> _EXTRACTED ENTRIES_
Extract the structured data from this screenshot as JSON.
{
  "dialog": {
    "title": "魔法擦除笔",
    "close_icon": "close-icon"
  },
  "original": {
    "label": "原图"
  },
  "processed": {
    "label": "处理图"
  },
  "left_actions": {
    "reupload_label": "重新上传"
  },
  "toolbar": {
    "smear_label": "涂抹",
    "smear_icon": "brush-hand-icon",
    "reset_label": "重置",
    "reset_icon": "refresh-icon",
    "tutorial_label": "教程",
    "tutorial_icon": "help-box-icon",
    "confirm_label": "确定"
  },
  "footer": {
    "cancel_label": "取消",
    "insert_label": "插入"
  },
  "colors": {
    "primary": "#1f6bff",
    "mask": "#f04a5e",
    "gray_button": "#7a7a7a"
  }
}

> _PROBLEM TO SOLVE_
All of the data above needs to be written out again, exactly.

> _YOUR SOLUTION_
Extract the structured data from this screenshot as JSON.
{
  "dialog": {
    "title": "魔法擦除笔",
    "close_icon": "close-icon"
  },
  "original": {
    "label": "原图"
  },
  "processed": {
    "label": "处理图"
  },
  "left_actions": {
    "reupload_label": "重新上传"
  },
  "toolbar": {
    "smear_label": "涂抹",
    "smear_icon": "brush-hand-icon",
    "reset_label": "重置",
    "reset_icon": "refresh-icon",
    "tutorial_label": "教程",
    "tutorial_icon": "help-box-icon",
    "confirm_label": "确定"
  },
  "footer": {
    "cancel_label": "取消",
    "insert_label": "插入"
  },
  "colors": {
    "primary": "#1f6bff",
    "mask": "#f04a5e",
    "gray_button": "#7a7a7a"
  }
}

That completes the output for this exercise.